Not far away, Apache, Navajo, Tewa and other American Indians wove rugs and blankets and crafted traditional pottery in reconstructed tepees and pueblos. Some of what was meant to be a learning experience in 1915 is archaic and unflattering by 21st-century standards. The Chinatown pavilion was an opium den with wax effigies of people suffering from addiction.

Perhaps the expos sweetest development was the installation of what was then the worlds largest outdoor pipe organ, a gift of sugar baron brothers John D. and Adolph Spreckels. (One might say that generous donation made the brothers the worlds first sugar daddies). Organists played the 4,725 pipes of the Spreckels Organ during daytime concerts, and at nights during the expo, newfangled electric lights outlined the organ pavilion.

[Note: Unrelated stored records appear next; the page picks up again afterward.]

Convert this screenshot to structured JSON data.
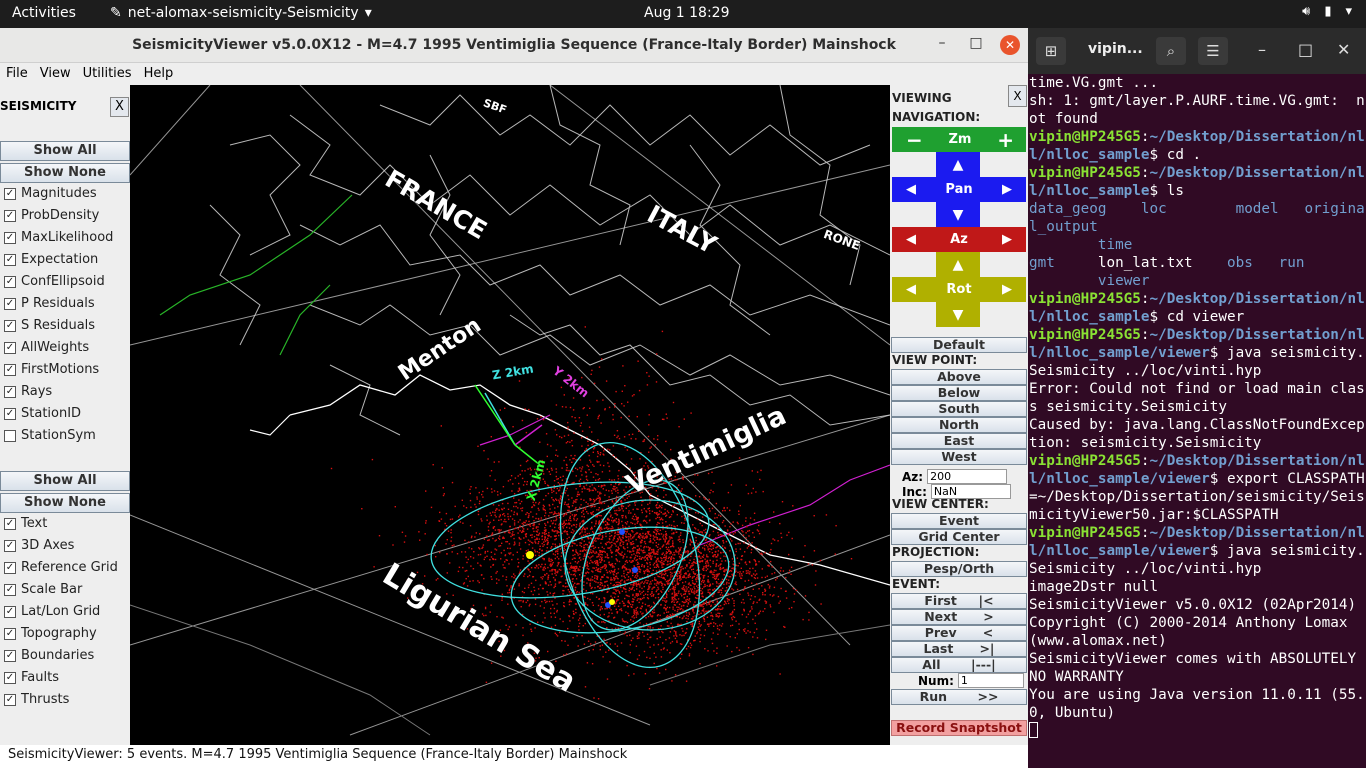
{
  "topbar": {
    "activities": "Activities",
    "app_name": "net-alomax-seismicity-Seismicity",
    "clock": "Aug 1  18:29"
  },
  "window": {
    "title": "SeismicityViewer v5.0.0X12 - M=4.7 1995 Ventimiglia Sequence (France-Italy Border) Mainshock",
    "menu": [
      "File",
      "View",
      "Utilities",
      "Help"
    ]
  },
  "left_panel": {
    "header": "SEISMICITY",
    "close": "X",
    "show_all": "Show All",
    "show_none": "Show None",
    "layers_a": [
      {
        "label": "Magnitudes",
        "checked": true
      },
      {
        "label": "ProbDensity",
        "checked": true
      },
      {
        "label": "MaxLikelihood",
        "checked": true
      },
      {
        "label": "Expectation",
        "checked": true
      },
      {
        "label": "ConfEllipsoid",
        "checked": true
      },
      {
        "label": "P Residuals",
        "checked": true
      },
      {
        "label": "S Residuals",
        "checked": true
      },
      {
        "label": "AllWeights",
        "checked": true
      },
      {
        "label": "FirstMotions",
        "checked": true
      },
      {
        "label": "Rays",
        "checked": true
      },
      {
        "label": "StationID",
        "checked": true
      },
      {
        "label": "StationSym",
        "checked": false
      }
    ],
    "show_all_2": "Show All",
    "show_none_2": "Show None",
    "layers_b": [
      {
        "label": "Text",
        "checked": true
      },
      {
        "label": "3D Axes",
        "checked": true
      },
      {
        "label": "Reference Grid",
        "checked": true
      },
      {
        "label": "Scale Bar",
        "checked": true
      },
      {
        "label": "Lat/Lon Grid",
        "checked": true
      },
      {
        "label": "Topography",
        "checked": true
      },
      {
        "label": "Boundaries",
        "checked": true
      },
      {
        "label": "Faults",
        "checked": true
      },
      {
        "label": "Thrusts",
        "checked": true
      }
    ]
  },
  "map": {
    "labels": {
      "france": "FRANCE",
      "italy": "ITALY",
      "menton": "Menton",
      "ventimiglia": "Ventimiglia",
      "ligurian": "Ligurian Sea",
      "sbf": "SBF",
      "rone": "RONE",
      "axis_z": "Z 2km",
      "axis_y": "Y 2km",
      "axis_x": "X 2km"
    }
  },
  "right_panel": {
    "viewing": "VIEWING",
    "close": "X",
    "navigation": "NAVIGATION:",
    "zoom": "Zm",
    "pan": "Pan",
    "az": "Az",
    "rot": "Rot",
    "default": "Default",
    "view_point": "VIEW POINT:",
    "above": "Above",
    "below": "Below",
    "south": "South",
    "north": "North",
    "east": "East",
    "west": "West",
    "az_label": "Az:",
    "az_value": "200",
    "inc_label": "Inc:",
    "inc_value": "NaN",
    "view_center": "VIEW CENTER:",
    "event_btn": "Event",
    "grid_center": "Grid Center",
    "projection": "PROJECTION:",
    "pesp": "Pesp/Orth",
    "event_hdr": "EVENT:",
    "first": "First     |<",
    "next": "Next      >",
    "prev": "Prev      <",
    "last": "Last      >|",
    "all": "All       |---|",
    "num_label": "Num:",
    "num_value": "1",
    "run": "Run       >>",
    "snapshot": "Record Snaptshot"
  },
  "status_bar": "SeismicityViewer: 5 events. M=4.7 1995 Ventimiglia Sequence (France-Italy Border) Mainshock",
  "terminal": {
    "title": "vipin...",
    "prompt_user": "vipin@HP245G5",
    "lines": [
      {
        "t": "out",
        "text": "time.VG.gmt ..."
      },
      {
        "t": "out",
        "text": "sh: 1: gmt/layer.P.AURF.time.VG.gmt:  not found"
      },
      {
        "t": "cmd",
        "path": "~/Desktop/Dissertation/nll/nlloc_sample",
        "text": "$ cd ."
      },
      {
        "t": "cmd",
        "path": "~/Desktop/Dissertation/nll/nlloc_sample",
        "text": "$ ls"
      },
      {
        "t": "ls",
        "text": ""
      },
      {
        "t": "cmd",
        "path": "~/Desktop/Dissertation/nll/nlloc_sample",
        "text": "$ cd viewer"
      },
      {
        "t": "cmd",
        "path": "~/Desktop/Dissertation/nll/nlloc_sample/viewer",
        "text": "$ java seismicity.Seismicity ../loc/vinti.hyp"
      },
      {
        "t": "out",
        "text": "Error: Could not find or load main class seismicity.Seismicity"
      },
      {
        "t": "out",
        "text": "Caused by: java.lang.ClassNotFoundException: seismicity.Seismicity"
      },
      {
        "t": "cmd",
        "path": "~/Desktop/Dissertation/nll/nlloc_sample/viewer",
        "text": "$ export CLASSPATH=~/Desktop/Dissertation/seismicity/SeismicityViewer50.jar:$CLASSPATH"
      },
      {
        "t": "cmd",
        "path": "~/Desktop/Dissertation/nll/nlloc_sample/viewer",
        "text": "$ java seismicity.Seismicity ../loc/vinti.hyp"
      },
      {
        "t": "out",
        "text": "image2Dstr null"
      },
      {
        "t": "out",
        "text": "SeismicityViewer v5.0.0X12 (02Apr2014)"
      },
      {
        "t": "out",
        "text": "Copyright (C) 2000-2014 Anthony Lomax (www.alomax.net)"
      },
      {
        "t": "out",
        "text": "SeismicityViewer comes with ABSOLUTELY NO WARRANTY"
      },
      {
        "t": "out",
        "text": "You are using Java version 11.0.11 (55.0, Ubuntu)"
      }
    ],
    "ls_items": [
      {
        "name": "data_geog",
        "dir": true
      },
      {
        "name": "loc",
        "dir": true
      },
      {
        "name": "model",
        "dir": true
      },
      {
        "name": "original_output",
        "dir": true
      },
      {
        "name": "time",
        "dir": true
      },
      {
        "name": "gmt",
        "dir": true
      },
      {
        "name": "lon_lat.txt",
        "dir": false
      },
      {
        "name": "obs",
        "dir": true
      },
      {
        "name": "run",
        "dir": true
      },
      {
        "name": "viewer",
        "dir": true
      }
    ]
  },
  "colors": {
    "zoom_green": "#1fa030",
    "pan_blue": "#1b1bf0",
    "az_red": "#c01818",
    "rot_olive": "#b0b000",
    "ellipse_cyan": "#40e0e0",
    "scatter_red": "#d81010",
    "terminal_bg": "#300a24"
  }
}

The Spreckels Organ is still in the park, serving double duty as a music machine and frequent backdrop for wedding photos.

Six other buildings created for the expo still stand. One, the former California Quadrangle, is now the San Diego Museum of Man. Its landmark bell tower reopened to the public in January, and those with the energy can again climb the 125 steps to the top. The Botanical Building is still an arboretum, home to thousands of tropical plants, many dating from 1915. While San Franciscos Panama-Pacific International Exposition closed at the end of 1915, San Diegos expo ran through 1916.

The 1,200-acre park is home to more than a dozen museums, most constructed since 1915. Aside from the San Diego History Center and San Diego Museum of Man, others celebrate science, air and space, automobiles, art and local sports. There are also 10 gardens, a half-dozen performing arts venues, a carousel, a miniature railroad and the renowned San Diego Zoo.

If you go ...

What: Balboa Park

Where: San Diego

When: Park grounds are open 24 hours a day, but hours for specific attractions vary

Phone: 619-239-0512